═══ Records for this task
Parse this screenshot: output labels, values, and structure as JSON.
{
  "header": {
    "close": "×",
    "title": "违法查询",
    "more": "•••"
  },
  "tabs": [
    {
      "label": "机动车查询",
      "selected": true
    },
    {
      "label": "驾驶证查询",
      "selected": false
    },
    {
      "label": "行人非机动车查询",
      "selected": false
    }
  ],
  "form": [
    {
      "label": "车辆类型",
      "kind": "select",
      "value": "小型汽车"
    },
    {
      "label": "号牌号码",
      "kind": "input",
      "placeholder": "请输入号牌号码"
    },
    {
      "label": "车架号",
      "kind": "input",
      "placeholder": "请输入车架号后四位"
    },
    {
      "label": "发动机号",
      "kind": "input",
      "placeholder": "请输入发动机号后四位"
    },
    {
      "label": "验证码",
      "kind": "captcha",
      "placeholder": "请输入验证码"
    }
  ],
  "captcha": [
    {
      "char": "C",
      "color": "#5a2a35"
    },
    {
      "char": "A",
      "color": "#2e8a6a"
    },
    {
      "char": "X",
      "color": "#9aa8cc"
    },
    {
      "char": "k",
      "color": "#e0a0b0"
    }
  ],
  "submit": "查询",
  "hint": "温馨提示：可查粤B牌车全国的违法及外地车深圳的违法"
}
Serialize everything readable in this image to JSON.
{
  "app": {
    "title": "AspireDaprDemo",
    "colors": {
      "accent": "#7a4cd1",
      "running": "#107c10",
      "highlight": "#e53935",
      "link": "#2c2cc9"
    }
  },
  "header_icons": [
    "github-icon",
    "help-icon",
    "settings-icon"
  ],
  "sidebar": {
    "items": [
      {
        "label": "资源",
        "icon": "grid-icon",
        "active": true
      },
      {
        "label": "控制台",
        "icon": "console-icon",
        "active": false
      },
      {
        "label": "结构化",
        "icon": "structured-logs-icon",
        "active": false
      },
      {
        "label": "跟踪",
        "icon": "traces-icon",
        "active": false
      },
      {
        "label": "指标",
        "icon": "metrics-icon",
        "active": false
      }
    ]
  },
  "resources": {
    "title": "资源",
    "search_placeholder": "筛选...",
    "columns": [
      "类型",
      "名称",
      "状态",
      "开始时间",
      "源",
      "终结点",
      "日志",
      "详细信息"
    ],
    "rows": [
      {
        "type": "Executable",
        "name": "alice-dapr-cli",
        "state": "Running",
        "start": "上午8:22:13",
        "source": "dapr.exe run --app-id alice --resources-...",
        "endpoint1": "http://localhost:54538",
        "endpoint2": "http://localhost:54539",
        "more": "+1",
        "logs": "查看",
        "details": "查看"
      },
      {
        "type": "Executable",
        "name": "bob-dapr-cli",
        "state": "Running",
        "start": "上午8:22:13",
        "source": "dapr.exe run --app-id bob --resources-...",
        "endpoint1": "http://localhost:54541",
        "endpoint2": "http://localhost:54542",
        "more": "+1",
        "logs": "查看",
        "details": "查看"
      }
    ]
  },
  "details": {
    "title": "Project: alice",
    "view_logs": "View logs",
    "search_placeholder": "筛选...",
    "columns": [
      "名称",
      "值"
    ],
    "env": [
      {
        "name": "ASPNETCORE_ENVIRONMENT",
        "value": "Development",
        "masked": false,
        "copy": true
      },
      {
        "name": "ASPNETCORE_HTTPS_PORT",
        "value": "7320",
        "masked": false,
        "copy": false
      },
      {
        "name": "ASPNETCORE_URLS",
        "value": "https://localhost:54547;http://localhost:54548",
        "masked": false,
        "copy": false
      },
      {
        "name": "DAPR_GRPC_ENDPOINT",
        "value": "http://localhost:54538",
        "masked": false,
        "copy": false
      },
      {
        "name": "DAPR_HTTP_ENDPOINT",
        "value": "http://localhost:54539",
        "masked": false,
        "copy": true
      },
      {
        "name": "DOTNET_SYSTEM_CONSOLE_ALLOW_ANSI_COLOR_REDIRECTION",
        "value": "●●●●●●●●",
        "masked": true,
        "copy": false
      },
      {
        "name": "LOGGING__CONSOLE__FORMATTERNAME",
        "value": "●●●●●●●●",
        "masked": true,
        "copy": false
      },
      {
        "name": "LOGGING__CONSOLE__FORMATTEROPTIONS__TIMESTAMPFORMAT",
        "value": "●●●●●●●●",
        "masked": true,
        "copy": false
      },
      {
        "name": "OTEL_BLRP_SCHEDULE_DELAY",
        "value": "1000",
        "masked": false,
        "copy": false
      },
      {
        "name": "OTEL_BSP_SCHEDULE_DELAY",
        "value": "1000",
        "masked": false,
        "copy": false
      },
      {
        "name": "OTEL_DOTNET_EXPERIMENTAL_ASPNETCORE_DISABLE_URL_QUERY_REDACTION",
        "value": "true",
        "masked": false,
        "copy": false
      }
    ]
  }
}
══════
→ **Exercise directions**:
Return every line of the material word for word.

→ **Exercise response**:
Parse this screenshot: output labels, values, and structure as JSON.
{
  "header": {
    "close": "×",
    "title": "违法查询",
    "more": "•••"
  },
  "tabs": [
    {
      "label": "机动车查询",
      "selected": true
    },
    {
      "label": "驾驶证查询",
      "selected": false
    },
    {
      "label": "行人非机动车查询",
      "selected": false
    }
  ],
  "form": [
    {
      "label": "车辆类型",
      "kind": "select",
      "value": "小型汽车"
    },
    {
      "label": "号牌号码",
      "kind": "input",
      "placeholder": "请输入号牌号码"
    },
    {
      "label": "车架号",
      "kind": "input",
      "placeholder": "请输入车架号后四位"
    },
    {
      "label": "发动机号",
      "kind": "input",
      "placeholder": "请输入发动机号后四位"
    },
    {
      "label": "验证码",
      "kind": "captcha",
      "placeholder": "请输入验证码"
    }
  ],
  "captcha": [
    {
      "char": "C",
      "color": "#5a2a35"
    },
    {
      "char": "A",
      "color": "#2e8a6a"
    },
    {
      "char": "X",
      "color": "#9aa8cc"
    },
    {
      "char": "k",
      "color": "#e0a0b0"
    }
  ],
  "submit": "查询",
  "hint": "温馨提示：可查粤B牌车全国的违法及外地车深圳的违法"
}
Serialize everything readable in this image to JSON.
{
  "app": {
    "title": "AspireDaprDemo",
    "colors": {
      "accent": "#7a4cd1",
      "running": "#107c10",
      "highlight": "#e53935",
      "link": "#2c2cc9"
    }
  },
  "header_icons": [
    "github-icon",
    "help-icon",
    "settings-icon"
  ],
  "sidebar": {
    "items": [
      {
        "label": "资源",
        "icon": "grid-icon",
        "active": true
      },
      {
        "label": "控制台",
        "icon": "console-icon",
        "active": false
      },
      {
        "label": "结构化",
        "icon": "structured-logs-icon",
        "active": false
      },
      {
        "label": "跟踪",
        "icon": "traces-icon",
        "active": false
      },
      {
        "label": "指标",
        "icon": "metrics-icon",
        "active": false
      }
    ]
  },
  "resources": {
    "title": "资源",
    "search_placeholder": "筛选...",
    "columns": [
      "类型",
      "名称",
      "状态",
      "开始时间",
      "源",
      "终结点",
      "日志",
      "详细信息"
    ],
    "rows": [
      {
        "type": "Executable",
        "name": "alice-dapr-cli",
        "state": "Running",
        "start": "上午8:22:13",
        "source": "dapr.exe run --app-id alice --resources-...",
        "endpoint1": "http://localhost:54538",
        "endpoint2": "http://localhost:54539",
        "more": "+1",
        "logs": "查看",
        "details": "查看"
      },
      {
        "type": "Executable",
        "name": "bob-dapr-cli",
        "state": "Running",
        "start": "上午8:22:13",
        "source": "dapr.exe run --app-id bob --resources-...",
        "endpoint1": "http://localhost:54541",
        "endpoint2": "http://localhost:54542",
        "more": "+1",
        "logs": "查看",
        "details": "查看"
      }
    ]
  },
  "details": {
    "title": "Project: alice",
    "view_logs": "View logs",
    "search_placeholder": "筛选...",
    "columns": [
      "名称",
      "值"
    ],
    "env": [
      {
        "name": "ASPNETCORE_ENVIRONMENT",
        "value": "Development",
        "masked": false,
        "copy": true
      },
      {
        "name": "ASPNETCORE_HTTPS_PORT",
        "value": "7320",
        "masked": false,
        "copy": false
      },
      {
        "name": "ASPNETCORE_URLS",
        "value": "https://localhost:54547;http://localhost:54548",
        "masked": false,
        "copy": false
      },
      {
        "name": "DAPR_GRPC_ENDPOINT",
        "value": "http://localhost:54538",
        "masked": false,
        "copy": false
      },
      {
        "name": "DAPR_HTTP_ENDPOINT",
        "value": "http://localhost:54539",
        "masked": false,
        "copy": true
      },
      {
        "name": "DOTNET_SYSTEM_CONSOLE_ALLOW_ANSI_COLOR_REDIRECTION",
        "value": "●●●●●●●●",
        "masked": true,
        "copy": false
      },
      {
        "name": "LOGGING__CONSOLE__FORMATTERNAME",
        "value": "●●●●●●●●",
        "masked": true,
        "copy": false
      },
      {
        "name": "LOGGING__CONSOLE__FORMATTEROPTIONS__TIMESTAMPFORMAT",
        "value": "●●●●●●●●",
        "masked": true,
        "copy": false
      },
      {
        "name": "OTEL_BLRP_SCHEDULE_DELAY",
        "value": "1000",
        "masked": false,
        "copy": false
      },
      {
        "name": "OTEL_BSP_SCHEDULE_DELAY",
        "value": "1000",
        "masked": false,
        "copy": false
      },
      {
        "name": "OTEL_DOTNET_EXPERIMENTAL_ASPNETCORE_DISABLE_URL_QUERY_REDACTION",
        "value": "true",
        "masked": false,
        "copy": false
      }
    ]
  }
}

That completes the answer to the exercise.